What this outcome means
If your project is a success, then individuals will have gained the relevant skills to make sure that heritage is better looked after, managed, understood or shared. This might include conservation, teaching or training, maintenance, digital and project management skills.
Structured activities could include:
- a mentoring programme
- on-the-job training
- paid training placements
- taking on an apprentice
- training sessions for volunteers
- external short courses
Activities might take place online or face to face, or as a mixture of these.
What we are looking for
People involved in your project, including staff, apprentices, trainees and volunteers, will be able to demonstrate competence in new, specific skills. Where appropriate, they will have gained a formal qualification or will have been supported into employment in the heritage sector.

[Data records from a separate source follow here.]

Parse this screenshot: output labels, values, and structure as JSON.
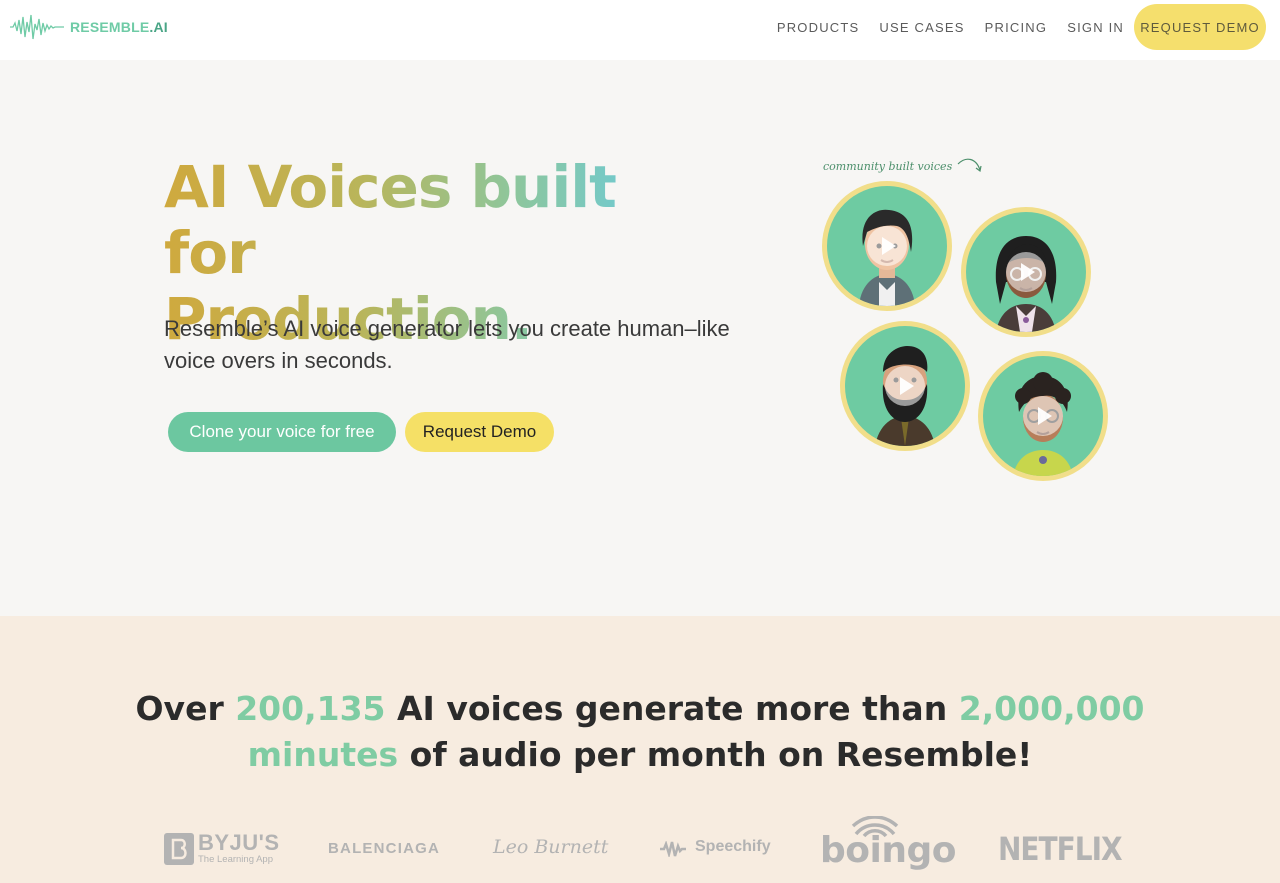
{
  "nav": {
    "logo": {
      "name": "RESEMBLE",
      "suffix": ".AI"
    },
    "links": [
      "PRODUCTS",
      "USE CASES",
      "PRICING",
      "SIGN IN"
    ],
    "cta": "REQUEST DEMO"
  },
  "hero": {
    "headline_line1": "AI Voices built for",
    "headline_line2": "Production.",
    "subtext": "Resemble’s AI voice generator lets you create human–like voice overs in seconds.",
    "btn_clone": "Clone your voice for free",
    "btn_demo": "Request Demo",
    "community_label": "community built voices"
  },
  "stats": {
    "part1": "Over ",
    "voices_count": "200,135",
    "part2": " AI voices generate more than ",
    "minutes_count": "2,000,000",
    "minutes_word": "minutes",
    "part3": " of audio per month on Resemble!"
  },
  "logos": {
    "byjus": {
      "name": "BYJU'S",
      "tagline": "The Learning App"
    },
    "balenciaga": "BALENCIAGA",
    "leo_burnett": "Leo Burnett",
    "speechify": "Speechify",
    "boingo": "boingo",
    "netflix": "NETFLIX"
  },
  "colors": {
    "accent_green": "#6cc7a0",
    "accent_yellow": "#f5e066",
    "stats_highlight": "#7fcca3"
  }
}
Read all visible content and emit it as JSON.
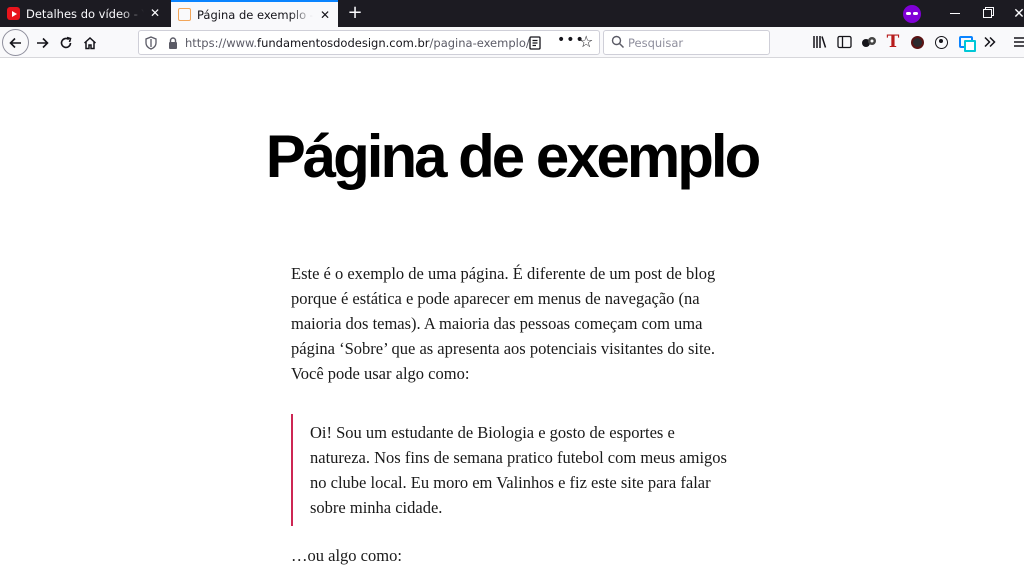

We want to see a wider range of people involved in heritage through the creation of more inclusive training, entry level employment and progression opportunities.
Things to consider
Be ambitious: funding skills-development can contribute to everything. For example, the local economy, sector resilience, condition of heritage and people’s wellbeing.
Skills needs and shortages: skills and training activity need to address an identified skills shortage - a recognised absence – for the project, in the organisation or the heritage workforce in general.
Whose skills?: use the opportunity to up-skill and develop existing staff, volunteers, trustees or to create new apprenticeships, trainee or pre-employment opportunities.
Many ways: high quality, structured training, such as apprenticeships, on the job or in-house training, short courses, accredited qualifications and paid traineeships are all effective ways of developing skills.
Training for all: create more inclusive training activities involving people who are not already well-represented in your workforce or in heritage. It could include entry-level employment and skill-sharing opportunities.
Develop young people: research has shown that there is still work to be done in promoting heritage careers to young people. Create opportunities to develop employability skills and signpost career opportunities. This can add value to projects and support local young people to engage with heritage in a different way.
Plan time and resources: effective training needs to be well-structured and planned. Do not under-estimate the time and resources needed to commission trainers, develop new courses, training opportunities or effective partnerships, or to supervise and support new recruits.
Partnerships: identify training providers who can support everyone’s needs. There may be other organisations with similar needs that you can partner with to commission support.
Measure the impact: use baseline data about the trainees to measure the impact of the training intervention. Use methods such as self-assessment, work diaries or portfolios to monitor how the training impacts individuals. Also capture the impact on your organisation.
Bigger grant, bigger impact: grants over £250,000 should demonstrate how the project will enhance the capacity of the heritage industry to deliver sustainable training, and how the activities will provide clear career pathways.
Digital project example
The Great Grimsby Ice Factory Trust is demonstrating commitment to embedding digital skills throughout the organisation. It is exploring options on how to best combine history, community engagement, commercial opportunities and an ambitious vision for the area.
The project will work with experts to explore different digital technologies. Volunteers will be trained and share their skills with new members, building knowledge around the capabilities of digital technology among trustees and volunteers.